By Tom Miller
And lo, did Beijing wave its magic wand, and there was much rejoicing!
China’s economy grew 7.9 per cent faster in the second quarter of this year than it did during the same period last year. That means GDP expanded by 7.1 per cent in the first half and is now set to hit the government’s magic 8 per cent target for the year.
Beijing’s massive fiscal and monetary stimulus appears a roaring success. The combination of central government deficit spending and a tsunami of bank loans mean that the total amount of extra cash pumped into the economy above a business-as-usual scenario could be in the order of US$1,000bn this year alone.
But paying for stimulus projects is putting strain on local finances. Only around 30 per cent of the stimulus cash will come from central coffers, with the rest provided by local governments and companies, largely paid for by bank loans and bond issuances.
Many local governments and companies are finding it difficult to drum up the cash. A May survey of 335 stimulus-related investments by the National Audit Office found that local governments had stumped up less than half of their promised funds, compared with a 94 per cent figure for the central government.
Aside from bank loans, a large chunk of financing is meant to come from a new type of local government bond. Since local governments are technically banned from running budget deficits, the Ministry of Finance issues these bonds on local governments’ behalf.
The initial Rmb200bn programme, which includes issuances on behalf of both provinces and cities, is set to finish at the end of this month. Although the new bond issuances are a huge step forward for local financing, they have two principal problems.
First, poorer provinces may default on their bonds, leaving the central government to pick up the bill. In this event, the central government may respond by withholding fiscal transfers from central coffers.
Second, the Rmb200bn programme is far too small to provide sufficient financing for planned stimulus projects. For example, Guangdong only received a bond issue quota for a paltry Rmb2bn-Rmb5bn, less than 10 percent of what it wanted.
Municipal governments, which have enormous expenditure requirements but scant budgetary resources, look particularly vulnerable – especially as many already have considerable hidden debts and liabilities.
For the past decade, local governments have relied on land sales to fund investment. But with land rapidly running out and stimulus spending adding to the pressure, many are experiencing a funding squeeze.
The world of local finance is deeply murky. Since local governments are technically prohibited from borrowing, cities typically use quasi-legal Municipal Development and Investment Companies (MDIC) to invest funds on the government’s behalf.
Although MDICs are government-owned, they operate outside the municipal budget. The result is a tangle of grey financing that makes it impossible to establish the true budgets and debt positions of city governments.
City investment companies have recently been busy attempting to make up shortfalls by issuing their own “hybrid municipal” bonds. According to the National Development and Reform Commission, city-level investment companies tied to local governments issued 46 municipal bonds in the year to June 1, raising Rmb60.5bn.

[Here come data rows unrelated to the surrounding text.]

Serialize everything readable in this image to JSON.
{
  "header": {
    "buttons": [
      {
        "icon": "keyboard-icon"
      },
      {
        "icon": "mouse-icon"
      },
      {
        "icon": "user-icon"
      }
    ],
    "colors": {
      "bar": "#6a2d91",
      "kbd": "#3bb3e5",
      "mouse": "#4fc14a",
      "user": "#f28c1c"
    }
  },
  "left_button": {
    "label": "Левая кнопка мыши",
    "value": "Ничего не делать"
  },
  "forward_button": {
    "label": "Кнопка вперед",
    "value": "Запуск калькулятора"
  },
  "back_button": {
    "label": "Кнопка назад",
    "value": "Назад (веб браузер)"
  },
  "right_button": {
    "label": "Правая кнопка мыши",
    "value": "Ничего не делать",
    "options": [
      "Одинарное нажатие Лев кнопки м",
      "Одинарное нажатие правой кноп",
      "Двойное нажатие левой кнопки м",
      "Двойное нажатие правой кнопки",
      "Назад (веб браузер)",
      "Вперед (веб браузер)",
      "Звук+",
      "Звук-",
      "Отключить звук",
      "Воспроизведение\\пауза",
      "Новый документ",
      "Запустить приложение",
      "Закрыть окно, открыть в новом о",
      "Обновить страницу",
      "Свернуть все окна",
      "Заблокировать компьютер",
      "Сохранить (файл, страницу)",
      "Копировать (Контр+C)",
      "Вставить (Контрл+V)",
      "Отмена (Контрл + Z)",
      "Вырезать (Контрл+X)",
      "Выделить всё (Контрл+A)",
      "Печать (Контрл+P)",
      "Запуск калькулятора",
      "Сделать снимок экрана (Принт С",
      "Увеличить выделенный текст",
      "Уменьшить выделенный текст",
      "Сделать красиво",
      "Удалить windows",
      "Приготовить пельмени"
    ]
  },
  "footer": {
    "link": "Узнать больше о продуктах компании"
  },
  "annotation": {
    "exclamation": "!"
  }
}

The central government is betting that today’s spending will spur economic growth, which will in turn generate tax revenues to pay the bill. But many city governments will struggle to meet their stimulus commitments, and we can expect defaults on municipal bonds.
If provincial governments cannot pick up the tab, the central government will be forced to do so.